To the Feast of Stephen many moons ago:

Today’s theme will surprise nobody, so instead of a picture here’s some festive music instead.

It’s been a while since Quixote’s last appearance in the i, but we all know the formula: rock-solid clue writing in the traditional manner and a few peculiar words to liven things up, making for a speedy but satisfying solving experience. As usual with this setter I’m somewhat stumped for a COD, but let’s have one from the little cluster in the NE corner where I finished:

3ac: “Christian supplier of medieval weaponry (8)”

Back precisely four years to Duncan’s Fifteensquared blog.

The other day a gentleman of my acquaintance bade me “Saturnalian blessings”. Clearly word of last year’s Batarde Towers toga party has leaked out. Anyway, it’s a bit of a ticklish business knowing quite what to wish everybody at this time of year, what with seasonal jollifications taking many forms and other people electing to sit it out, so I hope you’ll take the following in the inclusive spirit intended. A Merry Christmas, one and all.

i Cryptic Crossword 2769 Dac

December 23, 2019

The festive season is well and truly upon us, and as there’s no i this Wednesday Dac’s been shunted back a couple of days. This was a pretty straightforward offering, finished easily under par that won’t have caused most solvers too many difficulties. OK, there’s a battle I for one hadn’t heard of, and your solving time will have relied on knowing a little Shakespeare, the name of a Charles Kingsley book, and also the title of a 60’s Doctor Who story at 5d 😉 , but elsewhere I’m guessing most of us shot through. Handily, on a day when judging by the scenes at the local supermarket and subsequent three car pile up with attendant police presence outside, the Christmas spirit is beginning to wear rather thin.

On the other hand I’m on the verge of breaking out the mince pies and beer, so I’ll sign off by wishing you all a Merry Christmas. Hope Santa brings you all the gifts you’ve been secretly hoping for.

COD? I’ll go with 10d that I’m guessing many won’t have needed to parse, which is a pity because it’s very nicely done – “Tiny chap and Yoko, people enthusiastic about the old drama (5,2,6)”.

To the ghost of Christmas past for all the answers and parsing of the clues:

Saturday 14th December 2019

Let’s hope these ‘weekday’ setters who have recently been appearing in the Prize slot are going down well with solvers who usually only tackle the cryptic at the weekend. Morph, one of the best of them, made an appearance last Saturday with a crossword that was a bit gentler than his offering on Thursday.

We had quite a few Dad jokes this time (Mrs Cornick thinks that’s basically all that cryptic crosswords are), but they were wrapped up with enough elegance to be raised to something approaching an art form. Among them we had puns on ‘Beds’, ‘Fan belt’, ‘Icier’, ‘Slip of the tongue’, ‘Party line’ and my COD (narrowly pipping 3d) which was this one:
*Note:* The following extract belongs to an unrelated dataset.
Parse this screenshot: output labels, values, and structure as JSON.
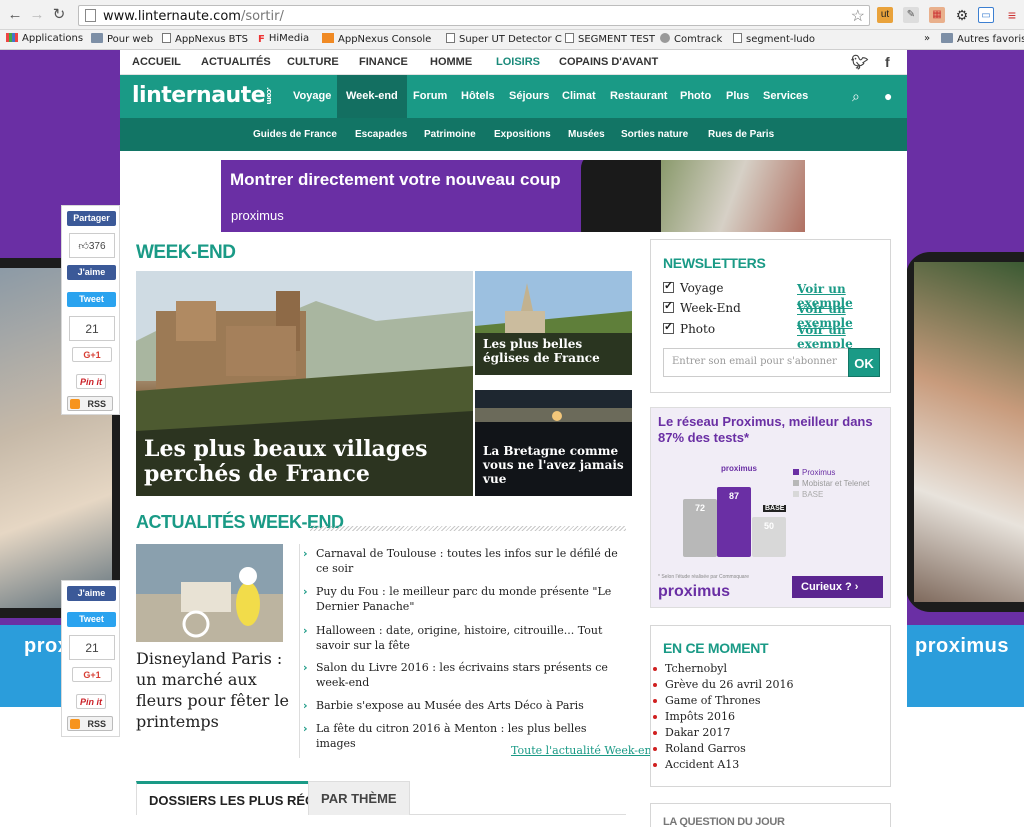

10d What Stanley famously did for a philosopher (13)

And if that sort of thing isn’t your bag, there were plenty of more straightforward examples of the setter’s craft, plus at least two which I would call innovative: In 4d we had ‘coming up with tail held down’ as an instruction to do a reversal of all the letters in CIVET apart from the last one. Nice. Then in 17a we had ‘Core of planet revolving’ which must be the neatest way I’ve encountered of handling the potentially hackneyed idea of changing EARTH into HEART.

So, and despite both the unnecessary word ‘ruler’ in 1d perhaps, and the justifiable quibble raised by Wil Ransome about 22a in the comments of the original blog from 2015 here, I was a very happy solver. Morph’s straight cryptic in 18a got some stick from NealH, but I would defend it – sticks might be employed in lots of sports, but only in a relay race is one actually given a stick.